Quick. Who led the Seahawks in tackles last season? Hold that thought. Who led the team in forced fumbles? Which of the linebackers had the most passes defensed? Finally, and this is a tough one, who led the Seahawks in stops (the number of solo defensive tackles made which constitute an offensive failure, including sacks), per ProFootballFocus.com? If your answer was K.J. Wright for each and every one of those, you are among the precious few people who saw past all the notoriety surrounding his teammates. Wright was a guy I picked to pop two years ago and reach Pro Bowl status. It never happened. He has been one of the two best players on the defense this preseason. His time in the shadows may be coming to an end.
Fast learner, slow burner
Wright was drafted in the fourth round in 2011. Pete Carroll originally talked about his interest in seeing what Wright might do as a LEO pass rusher. At 6’4″ 246 lbs, with impossibly long arms, he fit the lanky mold of an edge rusher that Carroll looks for.
When Wright hit the field for rookie camp, however, Carroll and linebackers coach Ken Norton Jr. immediately liked his potential more as a linebacker. They raved about how quick of a learner he was, and pushed him to learn multiple spots in training camp.
That cross-training proved useful when starting middle linebacker David Hawthorne was unable to start the season opener. The precocious rookie stepped in and made his first NFL start on the road playing in the middle of the defense, making the calls. His new linebacker coach, Lofa Tatupu, would have been proud.
Wright played well. So well, in fact, that the team felt compelled to trade away former top pick Aaron Curry to clear the path for him to become a full-time starter. It was the type of ascendency that accompanies future NFL difference makers.
Wright returned the next season stronger and determined. He now had the dominant physical tools to couple with his uncommon understanding of the playbook. Everything seemed to point to greatness. Instead, he never quite eclipsed the level of quality starter.
The Seahawks 2014 season was crowded with storylines. People wanted to know if this team still had the hunger and could repeat.

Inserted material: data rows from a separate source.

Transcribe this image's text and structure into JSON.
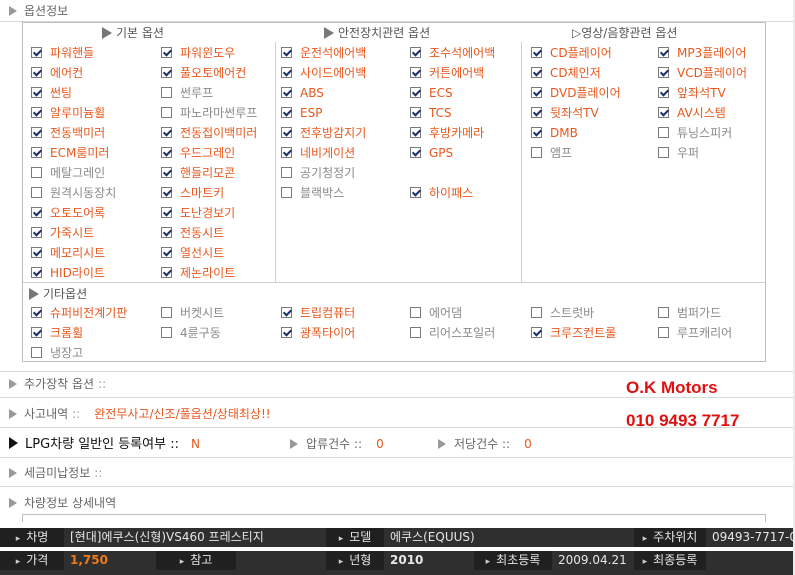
{
  "section_option_info": "옵션정보",
  "columns": {
    "basic": "기본 옵션",
    "safety": "안전장치관련 옵션",
    "av": "▷영상/음향관련 옵션"
  },
  "options_basic_a": [
    {
      "label": "파워핸들",
      "checked": true
    },
    {
      "label": "에어컨",
      "checked": true
    },
    {
      "label": "썬팅",
      "checked": true
    },
    {
      "label": "알루미늄휠",
      "checked": true
    },
    {
      "label": "전동백미러",
      "checked": true
    },
    {
      "label": "ECM룸미러",
      "checked": true
    },
    {
      "label": "메탈그레인",
      "checked": false
    },
    {
      "label": "원격시동장치",
      "checked": false
    },
    {
      "label": "오토도어록",
      "checked": true
    },
    {
      "label": "가죽시트",
      "checked": true
    },
    {
      "label": "메모리시트",
      "checked": true
    },
    {
      "label": "HID라이트",
      "checked": true
    }
  ],
  "options_basic_b": [
    {
      "label": "파워윈도우",
      "checked": true
    },
    {
      "label": "풀오토에어컨",
      "checked": true
    },
    {
      "label": "썬루프",
      "checked": false
    },
    {
      "label": "파노라마썬루프",
      "checked": false
    },
    {
      "label": "전동접이백미러",
      "checked": true
    },
    {
      "label": "우드그레인",
      "checked": true
    },
    {
      "label": "핸들리모콘",
      "checked": true
    },
    {
      "label": "스마트키",
      "checked": true
    },
    {
      "label": "도난경보기",
      "checked": true
    },
    {
      "label": "전동시트",
      "checked": true
    },
    {
      "label": "열선시트",
      "checked": true
    },
    {
      "label": "제논라이트",
      "checked": true
    }
  ],
  "options_safety_a": [
    {
      "label": "운전석에어백",
      "checked": true
    },
    {
      "label": "사이드에어백",
      "checked": true
    },
    {
      "label": "ABS",
      "checked": true
    },
    {
      "label": "ESP",
      "checked": true
    },
    {
      "label": "전후방감지기",
      "checked": true
    },
    {
      "label": "네비게이션",
      "checked": true
    },
    {
      "label": "공기청정기",
      "checked": false
    },
    {
      "label": "블랙박스",
      "checked": false
    }
  ],
  "options_safety_b": [
    {
      "label": "조수석에어백",
      "checked": true
    },
    {
      "label": "커튼에어백",
      "checked": true
    },
    {
      "label": "ECS",
      "checked": true
    },
    {
      "label": "TCS",
      "checked": true
    },
    {
      "label": "후방카메라",
      "checked": true
    },
    {
      "label": "GPS",
      "checked": true
    },
    {
      "label": "",
      "checked": null
    },
    {
      "label": "하이패스",
      "checked": true
    }
  ],
  "options_av_a": [
    {
      "label": "CD플레이어",
      "checked": true
    },
    {
      "label": "CD체인저",
      "checked": true
    },
    {
      "label": "DVD플레이어",
      "checked": true
    },
    {
      "label": "뒷좌석TV",
      "checked": true
    },
    {
      "label": "DMB",
      "checked": true
    },
    {
      "label": "앰프",
      "checked": false
    }
  ],
  "options_av_b": [
    {
      "label": "MP3플레이어",
      "checked": true
    },
    {
      "label": "VCD플레이어",
      "checked": true
    },
    {
      "label": "앞좌석TV",
      "checked": true
    },
    {
      "label": "AV시스템",
      "checked": true
    },
    {
      "label": "튜닝스피커",
      "checked": false
    },
    {
      "label": "우퍼",
      "checked": false
    }
  ],
  "etc_title": "기타옵션",
  "options_etc": [
    {
      "label": "슈퍼비전계기판",
      "checked": true
    },
    {
      "label": "버켓시트",
      "checked": false
    },
    {
      "label": "트립컴퓨터",
      "checked": true
    },
    {
      "label": "에어댐",
      "checked": false
    },
    {
      "label": "스트럿바",
      "checked": false
    },
    {
      "label": "범퍼가드",
      "checked": false
    },
    {
      "label": "크롬휠",
      "checked": true
    },
    {
      "label": "4륜구동",
      "checked": false
    },
    {
      "label": "광폭타이어",
      "checked": true
    },
    {
      "label": "리어스포일러",
      "checked": false
    },
    {
      "label": "크루즈컨트롤",
      "checked": true
    },
    {
      "label": "루프캐리어",
      "checked": false
    },
    {
      "label": "냉장고",
      "checked": false
    }
  ],
  "extra_options": {
    "label": "추가장착 옵션",
    "sep": "::"
  },
  "accident": {
    "label": "사고내역",
    "sep": "::",
    "value": "완전무사고/신조/풀옵션/상태최상!!"
  },
  "dealer": {
    "name": "O.K Motors",
    "phone": "010 9493 7717"
  },
  "lpg": {
    "label": "LPG차량 일반인 등록여부 ::",
    "value": "N",
    "seizure_label": "압류건수 ::",
    "seizure_value": "0",
    "mortgage_label": "저당건수 ::",
    "mortgage_value": "0"
  },
  "unpaid_tax": {
    "label": "세금미납정보",
    "sep": "::"
  },
  "vehicle_detail": {
    "label": "차량정보 상세내역"
  },
  "info_bar": {
    "row1": [
      {
        "label": "차명",
        "value": "[현대]에쿠스(신형)VS460 프레스티지"
      },
      {
        "label": "모델",
        "value": "에쿠스(EQUUS)"
      },
      {
        "label": "주차위치",
        "value": "09493-7717-01"
      }
    ],
    "row2": [
      {
        "label": "가격",
        "value": "1,750"
      },
      {
        "label": "참고",
        "value": ""
      },
      {
        "label": "년형",
        "value": "2010"
      },
      {
        "label": "최초등록",
        "value": "2009.04.21"
      },
      {
        "label": "최종등록",
        "value": ""
      }
    ]
  }
}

Percy Harvin was punching and parting. Bobby Wagner got hurt, and Kam Chancellor took most of the season to recover from hip surgery. When the team became unbeatable the final six games of the year, it was Wagner and Chancellor who got most of the credit.
The soft-spoken Wright simply led the best defense in the NFL in tackles and forced fumbles. His 107 tackles were a career-high.
There is not a lot of flash to Wright’s game. He simply is where he is supposed to be and almost always makes the plays he is supposed to make. That may soon be an outdated description.
Wright has been anything but understated this preseason. He made a play against Kansas City that is rarely seen. The Chiefs setup Jamaal Charles for a screen pass on the side opposite Wright. Before the ball was even thrown, he recognized what was happening and started sprinting on a line toward Charles. The ball had barely arrived at the speedy running backs hands when Wright hogtied him for a loss.
It was explosive. It was dominant. It was everything Wright had not been in his previous four seasons. That play stood out, but it was just one of a series of standout plays for Wright. As fun as it was to see Wright play so well, it was still just one game.
Cue week three. Philip Rivers and the San Diego Chargers were marching down the field with little dink and dunk passes that left a series of third and short yardage plays for the veteran signal caller to convert. A short pass on second down to Stevie Johnson left just a single yard for a first down at the Seahawks 13 yard line.
Rivers saw a chance to hurry up to the line and catch the Seahawks off-guard. Wright sniffed it out and timed the snap perfectly, knifing into the backfield and pulling down Danny Woodhead for a loss. Fourth down.
Again, Wright was making a play that demanded attention. It demonstrated a willingness to take a risk and trust his preparation and instincts. Great players make great plays not only because they are blessed with overwhelming physical gifts. They often make great plays because they operate outside the rhythm of the game at just the right time. It is like a DJ who knows when to scratch, and when to let the music flow.
Great players make great plays not only because they are blessed with overwhelming physical gifts. They often make great plays because they operate outside the rhythm of the game at just the right time. It is like a DJ who knows when to scratch, and when to let the music flow.
Wright looks faster and more violent this preseason. He may just be more aggressive and confident in what he is seeing. The cynical read would be that preseason action means little when projecting regular season performance. My eyes tell me otherwise. A team that is riddled with defensive stars may be about to add another.